▸ **TASK DETAILS**: What is the number of lines in this listing that include "mnemonic"? Answer with that number only.

————————

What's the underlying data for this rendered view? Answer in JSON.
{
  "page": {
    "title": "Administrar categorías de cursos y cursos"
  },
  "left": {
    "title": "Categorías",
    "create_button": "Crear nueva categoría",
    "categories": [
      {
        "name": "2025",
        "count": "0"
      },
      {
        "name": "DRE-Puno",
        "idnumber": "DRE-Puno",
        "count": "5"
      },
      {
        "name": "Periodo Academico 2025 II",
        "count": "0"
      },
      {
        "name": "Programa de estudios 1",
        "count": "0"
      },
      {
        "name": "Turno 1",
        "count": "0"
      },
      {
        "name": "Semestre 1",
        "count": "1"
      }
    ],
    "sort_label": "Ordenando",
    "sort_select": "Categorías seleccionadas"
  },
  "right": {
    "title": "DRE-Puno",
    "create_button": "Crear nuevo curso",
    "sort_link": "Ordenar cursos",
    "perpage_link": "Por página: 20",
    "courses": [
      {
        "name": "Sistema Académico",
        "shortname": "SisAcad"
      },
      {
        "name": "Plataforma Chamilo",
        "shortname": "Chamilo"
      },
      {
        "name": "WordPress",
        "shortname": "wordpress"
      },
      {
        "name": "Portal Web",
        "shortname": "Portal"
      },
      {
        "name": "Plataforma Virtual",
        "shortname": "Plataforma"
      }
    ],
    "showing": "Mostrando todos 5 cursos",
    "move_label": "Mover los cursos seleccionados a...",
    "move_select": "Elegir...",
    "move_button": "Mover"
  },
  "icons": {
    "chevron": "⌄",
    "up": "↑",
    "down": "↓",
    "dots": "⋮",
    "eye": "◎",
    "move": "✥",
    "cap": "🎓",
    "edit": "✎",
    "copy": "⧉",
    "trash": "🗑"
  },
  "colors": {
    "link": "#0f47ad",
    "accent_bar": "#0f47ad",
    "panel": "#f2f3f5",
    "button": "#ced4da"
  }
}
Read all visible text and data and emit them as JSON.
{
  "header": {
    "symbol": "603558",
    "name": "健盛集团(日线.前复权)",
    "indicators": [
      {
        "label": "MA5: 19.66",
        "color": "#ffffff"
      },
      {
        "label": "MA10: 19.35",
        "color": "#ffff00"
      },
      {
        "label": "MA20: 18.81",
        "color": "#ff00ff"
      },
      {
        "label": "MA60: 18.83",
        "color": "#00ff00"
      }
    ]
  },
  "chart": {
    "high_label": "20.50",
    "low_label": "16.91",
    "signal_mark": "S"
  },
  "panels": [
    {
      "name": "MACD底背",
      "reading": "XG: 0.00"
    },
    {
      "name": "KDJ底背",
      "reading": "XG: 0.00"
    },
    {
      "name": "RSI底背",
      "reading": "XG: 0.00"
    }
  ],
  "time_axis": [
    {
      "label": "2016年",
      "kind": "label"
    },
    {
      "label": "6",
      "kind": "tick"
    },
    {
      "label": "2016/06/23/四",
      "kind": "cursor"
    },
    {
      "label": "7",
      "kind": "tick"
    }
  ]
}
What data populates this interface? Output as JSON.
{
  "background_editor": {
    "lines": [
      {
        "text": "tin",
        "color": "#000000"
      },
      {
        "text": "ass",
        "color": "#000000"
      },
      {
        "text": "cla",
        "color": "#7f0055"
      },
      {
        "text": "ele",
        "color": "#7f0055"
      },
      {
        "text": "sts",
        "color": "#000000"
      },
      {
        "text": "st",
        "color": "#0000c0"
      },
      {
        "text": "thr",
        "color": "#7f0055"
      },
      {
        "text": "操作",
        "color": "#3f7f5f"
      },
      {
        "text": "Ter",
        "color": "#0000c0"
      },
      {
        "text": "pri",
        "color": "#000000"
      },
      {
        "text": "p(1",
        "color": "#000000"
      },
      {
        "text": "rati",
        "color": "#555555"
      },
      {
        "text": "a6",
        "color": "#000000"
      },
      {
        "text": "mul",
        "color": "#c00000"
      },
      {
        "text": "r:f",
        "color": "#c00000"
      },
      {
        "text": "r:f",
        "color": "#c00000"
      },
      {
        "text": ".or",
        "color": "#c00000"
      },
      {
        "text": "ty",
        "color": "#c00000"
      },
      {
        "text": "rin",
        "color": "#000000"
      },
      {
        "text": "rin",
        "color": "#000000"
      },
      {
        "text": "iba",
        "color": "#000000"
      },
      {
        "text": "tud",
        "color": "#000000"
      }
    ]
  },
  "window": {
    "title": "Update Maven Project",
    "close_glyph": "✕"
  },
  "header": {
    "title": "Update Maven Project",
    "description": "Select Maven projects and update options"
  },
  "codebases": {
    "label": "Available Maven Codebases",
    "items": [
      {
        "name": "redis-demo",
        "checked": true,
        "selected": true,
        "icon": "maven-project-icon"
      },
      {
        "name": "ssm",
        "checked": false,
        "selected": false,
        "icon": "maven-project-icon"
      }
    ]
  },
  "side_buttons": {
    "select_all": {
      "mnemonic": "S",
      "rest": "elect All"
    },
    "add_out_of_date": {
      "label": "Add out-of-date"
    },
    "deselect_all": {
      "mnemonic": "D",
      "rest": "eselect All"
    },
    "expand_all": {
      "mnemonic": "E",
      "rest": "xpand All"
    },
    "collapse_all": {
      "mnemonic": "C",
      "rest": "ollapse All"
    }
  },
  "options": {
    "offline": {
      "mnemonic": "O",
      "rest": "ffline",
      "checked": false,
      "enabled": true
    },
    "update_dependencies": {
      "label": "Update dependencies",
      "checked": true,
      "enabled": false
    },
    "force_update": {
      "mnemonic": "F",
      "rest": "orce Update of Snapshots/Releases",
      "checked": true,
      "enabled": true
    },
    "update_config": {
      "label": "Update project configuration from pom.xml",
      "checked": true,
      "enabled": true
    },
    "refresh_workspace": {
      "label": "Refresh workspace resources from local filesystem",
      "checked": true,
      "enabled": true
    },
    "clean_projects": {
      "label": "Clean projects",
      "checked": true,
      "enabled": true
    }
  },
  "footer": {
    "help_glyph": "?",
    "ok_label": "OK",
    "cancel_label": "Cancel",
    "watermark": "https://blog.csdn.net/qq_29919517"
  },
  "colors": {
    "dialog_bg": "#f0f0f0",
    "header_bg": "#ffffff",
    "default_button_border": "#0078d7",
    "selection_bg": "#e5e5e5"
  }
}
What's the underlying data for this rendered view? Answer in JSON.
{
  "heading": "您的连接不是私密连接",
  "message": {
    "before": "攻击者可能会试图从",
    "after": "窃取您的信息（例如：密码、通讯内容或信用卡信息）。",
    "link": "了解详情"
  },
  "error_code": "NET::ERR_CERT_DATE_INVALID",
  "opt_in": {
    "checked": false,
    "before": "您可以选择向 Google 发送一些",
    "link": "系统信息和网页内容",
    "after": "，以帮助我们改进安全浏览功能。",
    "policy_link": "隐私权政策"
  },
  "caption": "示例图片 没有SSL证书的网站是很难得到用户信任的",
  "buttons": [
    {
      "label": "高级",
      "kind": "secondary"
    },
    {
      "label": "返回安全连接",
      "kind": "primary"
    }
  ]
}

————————

▸ **OUTPUT**: 6